Problem requirements
Across the entries that follow, work out the number of lines containing the string "Nekolol", and state it alone.

━━━ Data shown

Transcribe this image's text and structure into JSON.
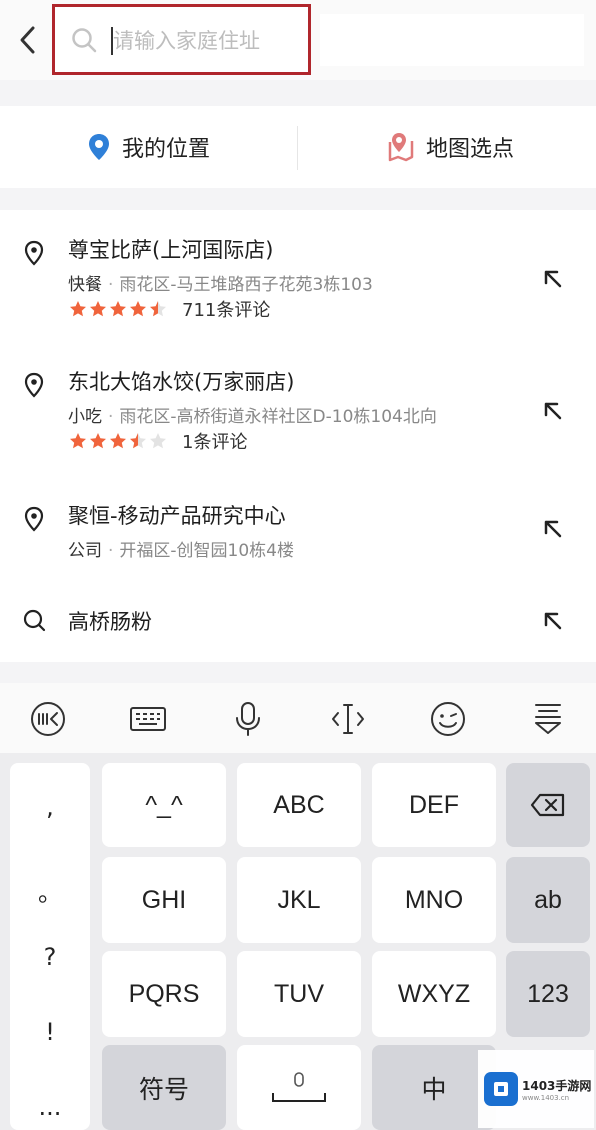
{
  "header": {
    "search_placeholder": "请输入家庭住址"
  },
  "location_bar": {
    "my_location": "我的位置",
    "map_pick": "地图选点"
  },
  "results": [
    {
      "title": "尊宝比萨(上河国际店)",
      "category": "快餐",
      "address": "雨花区-马王堆路西子花苑3栋103",
      "rating": 4.5,
      "reviews": "711条评论",
      "icon": "pin-icon"
    },
    {
      "title": "东北大馅水饺(万家丽店)",
      "category": "小吃",
      "address": "雨花区-高桥街道永祥社区D-10栋104北向",
      "rating": 3.5,
      "reviews": "1条评论",
      "icon": "pin-icon"
    },
    {
      "title": "聚恒-移动产品研究中心",
      "category": "公司",
      "address": "开福区-创智园10栋4楼",
      "icon": "pin-icon"
    },
    {
      "title": "高桥肠粉",
      "icon": "search-icon"
    }
  ],
  "keyboard": {
    "punctuation": [
      ",",
      "。",
      "?",
      "!",
      "..."
    ],
    "rows": [
      [
        "^_^",
        "ABC",
        "DEF"
      ],
      [
        "GHI",
        "JKL",
        "MNO"
      ],
      [
        "PQRS",
        "TUV",
        "WXYZ"
      ]
    ],
    "side_keys": [
      "ab",
      "123"
    ],
    "symbols": "符号",
    "chinese": "中"
  },
  "watermark": {
    "text": "1403手游网",
    "url": "www.1403.cn"
  },
  "colors": {
    "highlight_border": "#b0262c",
    "star": "#f0643c",
    "pin_blue": "#2f80d8",
    "map_pin": "#e07a7a"
  }
}
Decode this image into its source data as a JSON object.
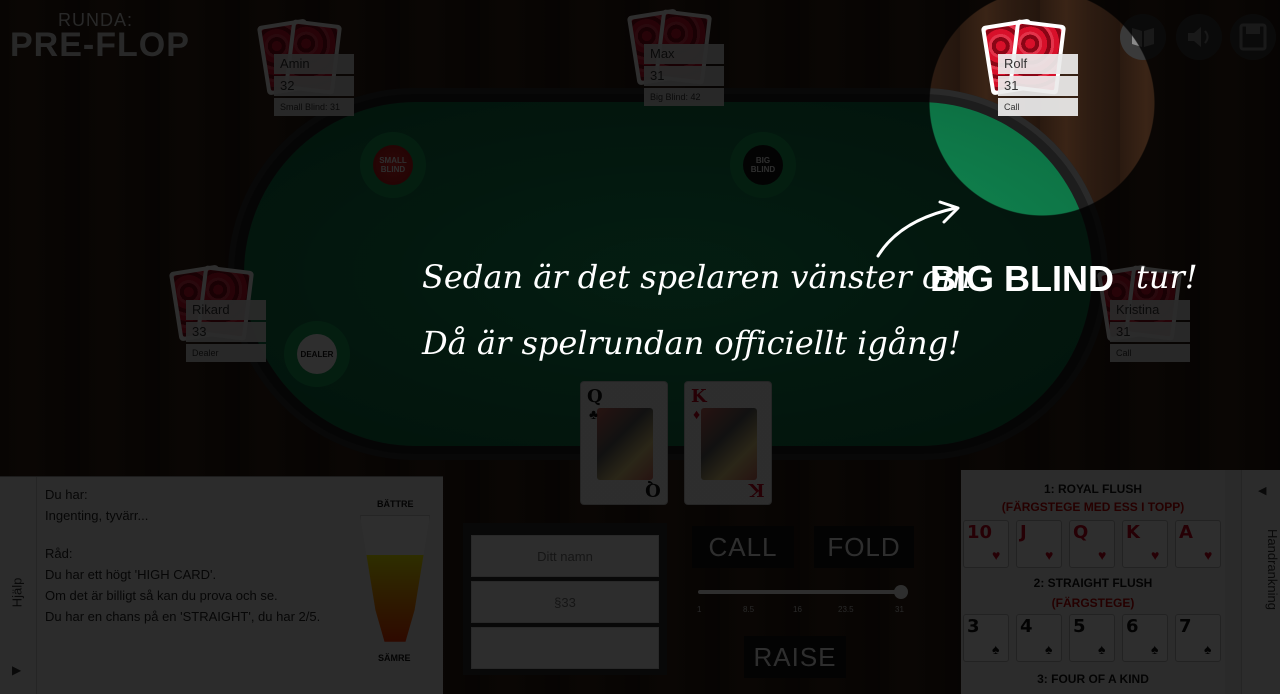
{
  "round": {
    "label": "RUNDA:",
    "value": "PRE-FLOP"
  },
  "players": [
    {
      "name": "Amin",
      "chips": "32",
      "action": "Small Blind: 31"
    },
    {
      "name": "Max",
      "chips": "31",
      "action": "Big Blind: 42"
    },
    {
      "name": "Rolf",
      "chips": "31",
      "action": "Call"
    },
    {
      "name": "Rikard",
      "chips": "33",
      "action": "Dealer"
    },
    {
      "name": "Kristina",
      "chips": "31",
      "action": "Call"
    }
  ],
  "chips": {
    "small_blind": "SMALL BLIND",
    "big_blind": "BIG BLIND",
    "dealer": "DEALER"
  },
  "hole_cards": [
    {
      "rank": "Q",
      "suit": "♣",
      "color": "#111111"
    },
    {
      "rank": "K",
      "suit": "♦",
      "color": "#d0021b"
    }
  ],
  "tutorial": {
    "line1_part1": "Sedan är det spelaren vänster om",
    "line1_strong": "BIG BLIND",
    "line1_part2": "tur!",
    "line2": "Då är spelrundan officiellt igång!"
  },
  "help": {
    "tab_label": "Hjälp",
    "lines": [
      "Du har:",
      "Ingenting, tyvärr...",
      "Råd:",
      "Du har ett högt 'HIGH CARD'.",
      "Om det är billigt så kan du prova och se.",
      "Du har en chans på en 'STRAIGHT', du har 2/5."
    ],
    "meter_top": "BÄTTRE",
    "meter_bottom": "SÄMRE",
    "meter_level": 0.7
  },
  "inputs": {
    "name_placeholder": "Ditt namn",
    "money": "§33"
  },
  "actions": {
    "call": "CALL",
    "fold": "FOLD",
    "raise": "RAISE"
  },
  "slider": {
    "ticks": [
      "1",
      "8.5",
      "16",
      "23.5",
      "31"
    ],
    "value": 31
  },
  "hand_ranking": {
    "tab_label": "Handrankning",
    "hands": [
      {
        "title": "1: ROYAL FLUSH",
        "subtitle": "(FÄRGSTEGE MED ESS I TOPP)",
        "cards": [
          {
            "r": "10",
            "s": "♥"
          },
          {
            "r": "J",
            "s": "♥"
          },
          {
            "r": "Q",
            "s": "♥"
          },
          {
            "r": "K",
            "s": "♥"
          },
          {
            "r": "A",
            "s": "♥"
          }
        ],
        "red": true
      },
      {
        "title": "2: STRAIGHT FLUSH",
        "subtitle": "(FÄRGSTEGE)",
        "cards": [
          {
            "r": "3",
            "s": "♠"
          },
          {
            "r": "4",
            "s": "♠"
          },
          {
            "r": "5",
            "s": "♠"
          },
          {
            "r": "6",
            "s": "♠"
          },
          {
            "r": "7",
            "s": "♠"
          }
        ],
        "red": false
      },
      {
        "title": "3: FOUR OF A KIND",
        "subtitle": "",
        "cards": [],
        "red": false
      }
    ]
  },
  "icons": [
    "book-icon",
    "speaker-icon",
    "save-icon"
  ]
}
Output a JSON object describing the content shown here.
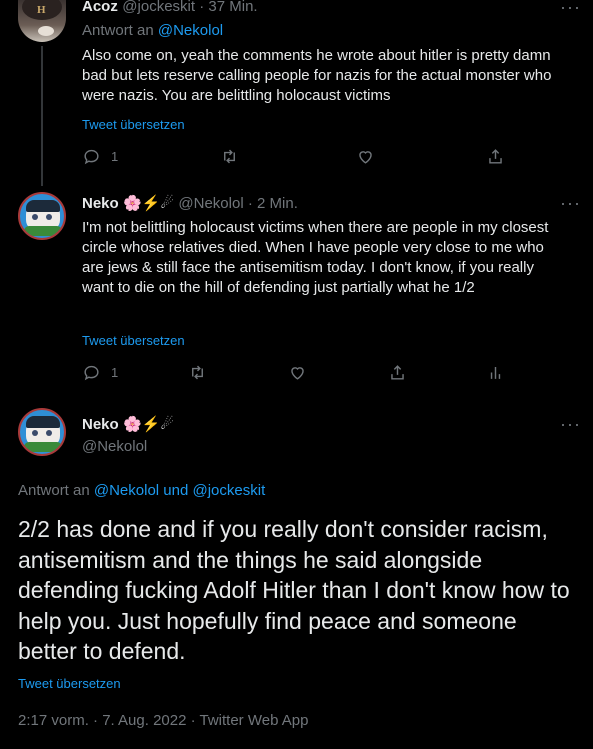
{
  "tweet1": {
    "name": "Acoz",
    "handle": "@jockeskit",
    "sep": " · ",
    "time": "37 Min.",
    "reply_prefix": "Antwort an ",
    "reply_to": "@Nekolol",
    "text": "Also come on, yeah the comments he wrote about hitler is pretty damn bad but lets reserve calling people for nazis for the actual monster who were nazis. You are belittling holocaust victims",
    "translate": "Tweet übersetzen",
    "reply_count": "1",
    "more": "···"
  },
  "tweet2": {
    "name": "Neko",
    "emojis": "🌸⚡☄",
    "handle": "@Nekolol",
    "sep": " · ",
    "time": "2 Min.",
    "text": "I'm not belittling holocaust victims when there are people in my closest circle whose relatives died. When I have people very close to me who are jews & still face the antisemitism today. I don't know, if you really want to die on the hill of defending just partially what he 1/2",
    "translate": "Tweet übersetzen",
    "reply_count": "1",
    "more": "···"
  },
  "main_tweet": {
    "name": "Neko",
    "emojis": "🌸⚡☄",
    "handle": "@Nekolol",
    "reply_prefix": "Antwort an ",
    "reply_to": "@Nekolol und @jockeskit",
    "text": "2/2 has done and if you really don't consider racism, antisemitism and the things he said alongside defending fucking Adolf Hitler than I don't know how to help you. Just hopefully find peace and someone better to defend.",
    "translate": "Tweet übersetzen",
    "timestamp": "2:17 vorm. · 7. Aug. 2022 · Twitter Web App",
    "more": "···"
  },
  "colors": {
    "background": "#000000",
    "text": "#e7e9ea",
    "muted": "#71767b",
    "accent": "#1d9bf0"
  }
}
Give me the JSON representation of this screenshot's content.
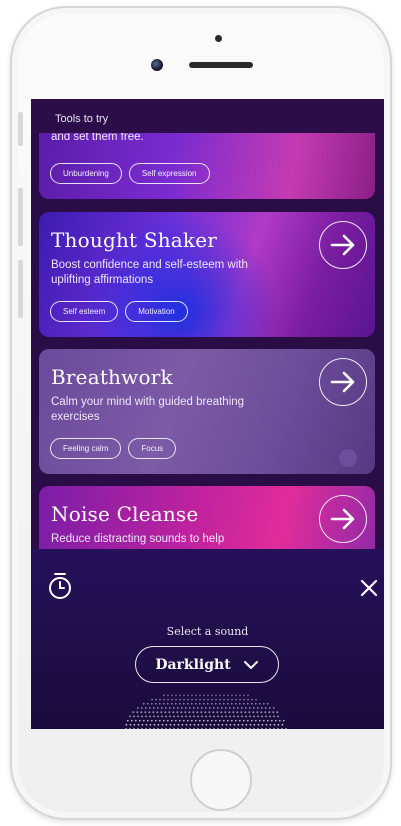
{
  "header": {
    "title": "Tools to try"
  },
  "cards": [
    {
      "description": "and set them free.",
      "tags": [
        "Unburdening",
        "Self expression"
      ]
    },
    {
      "title": "Thought Shaker",
      "description": "Boost confidence and self-esteem with uplifting affirmations",
      "tags": [
        "Self esteem",
        "Motivation"
      ]
    },
    {
      "title": "Breathwork",
      "description": "Calm your mind with guided breathing exercises",
      "tags": [
        "Feeling calm",
        "Focus"
      ]
    },
    {
      "title": "Noise Cleanse",
      "description": "Reduce distracting sounds to help"
    }
  ],
  "player": {
    "select_label": "Select a sound",
    "selected_sound": "Darklight"
  },
  "icons": {
    "arrow": "arrow-right-icon",
    "timer": "timer-icon",
    "close": "close-icon",
    "chevron": "chevron-down-icon"
  }
}
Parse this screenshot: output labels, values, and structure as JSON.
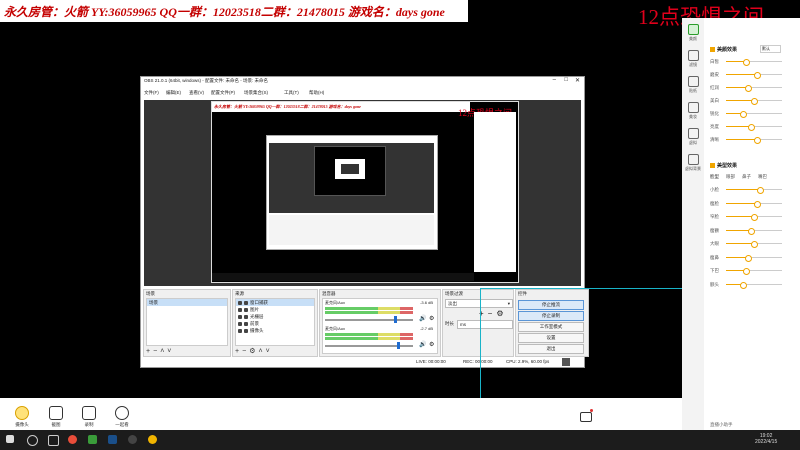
{
  "banner": {
    "text": "永久房管：火箭 YY:36059965 QQ一群：12023518二群：21478015 游戏名：days gone",
    "corner_text": "12点恐惧之间"
  },
  "right_panel": {
    "nav": [
      {
        "label": "美颜",
        "icon": "beauty-icon"
      },
      {
        "label": "滤镜",
        "icon": "filter-icon"
      },
      {
        "label": "贴纸",
        "icon": "sticker-icon"
      },
      {
        "label": "美妆",
        "icon": "makeup-icon"
      },
      {
        "label": "虚拟",
        "icon": "avatar-icon"
      },
      {
        "label": "虚拟背景",
        "icon": "background-icon"
      }
    ],
    "section1_title": "美颜效果",
    "section1_preset": "默认",
    "section1_rows": [
      {
        "label": "白皙",
        "value": "",
        "level": 0.35
      },
      {
        "label": "磨皮",
        "value": "",
        "level": 0.55
      },
      {
        "label": "红润",
        "value": "",
        "level": 0.4
      },
      {
        "label": "美白",
        "value": "",
        "level": 0.5
      },
      {
        "label": "锐化",
        "value": "",
        "level": 0.3
      },
      {
        "label": "亮度",
        "value": "",
        "level": 0.45
      },
      {
        "label": "清晰",
        "value": "",
        "level": 0.55
      }
    ],
    "section2_title": "美型效果",
    "section2_tabs": [
      "脸型",
      "眼部",
      "鼻子",
      "嘴巴"
    ],
    "section2_rows": [
      {
        "label": "小脸",
        "value": "",
        "level": 0.6
      },
      {
        "label": "瘦脸",
        "value": "",
        "level": 0.55
      },
      {
        "label": "窄脸",
        "value": "",
        "level": 0.5
      },
      {
        "label": "瘦颧",
        "value": "",
        "level": 0.45
      },
      {
        "label": "大眼",
        "value": "",
        "level": 0.5
      },
      {
        "label": "瘦鼻",
        "value": "",
        "level": 0.4
      },
      {
        "label": "下巴",
        "value": "",
        "level": 0.35
      },
      {
        "label": "额头",
        "value": "",
        "level": 0.3
      }
    ]
  },
  "obs": {
    "title": "OBS 21.0.1 (64bit, windows) - 配置文件: 未命名 - 场景: 未命名",
    "menu": [
      "文件(F)",
      "编辑(E)",
      "查看(V)",
      "配置文件(P)",
      "场景集合(S)",
      "工具(T)",
      "帮助(H)"
    ],
    "preview_banner": "永久房管：火箭 YY:36059965 QQ一群：12023518二群：21478015 游戏名：days gone",
    "preview_corner": "12点恐惧之间",
    "scenes_title": "场景",
    "scenes": [
      "场景"
    ],
    "sources_title": "来源",
    "sources": [
      "窗口捕获",
      "图片",
      "光栅层",
      "前景",
      "摄像头"
    ],
    "mixer_title": "混音器",
    "mixer": [
      {
        "name": "麦克风/Aux",
        "db": "-3.6 dB",
        "level": 0.78
      },
      {
        "name": "麦克风/Aux",
        "db": "-2.7 dB",
        "level": 0.82
      }
    ],
    "transitions_title": "场景过渡",
    "transition_value": "淡出",
    "duration_label": "时长",
    "duration_value": "ms",
    "controls_title": "控件",
    "controls": [
      "停止推流",
      "停止录制",
      "工作室模式",
      "设置",
      "退出"
    ],
    "status": {
      "live": "LIVE: 00:00:00",
      "rec": "REC: 00:00:00",
      "cpu": "CPU: 2.9%, 60.00 fps"
    }
  },
  "bottom_toolbar": [
    {
      "label": "摄像头",
      "icon": "camera-icon"
    },
    {
      "label": "截图",
      "icon": "screenshot-icon"
    },
    {
      "label": "录制",
      "icon": "record-icon"
    },
    {
      "label": "一起看",
      "icon": "watch-together-icon"
    }
  ],
  "bottom_right_label": "直播小助手",
  "taskbar": {
    "time": "19:02",
    "date": "2022/4/15"
  }
}
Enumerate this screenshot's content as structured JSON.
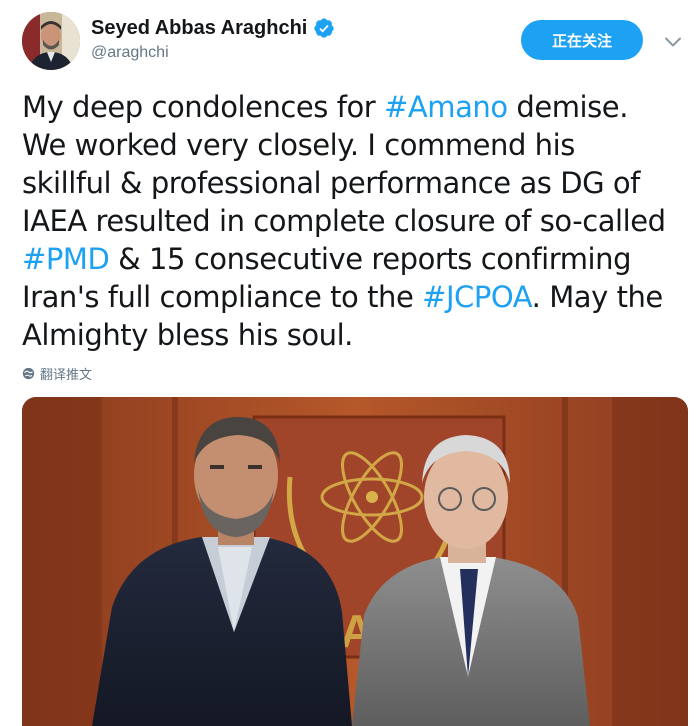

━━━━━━

The answer
4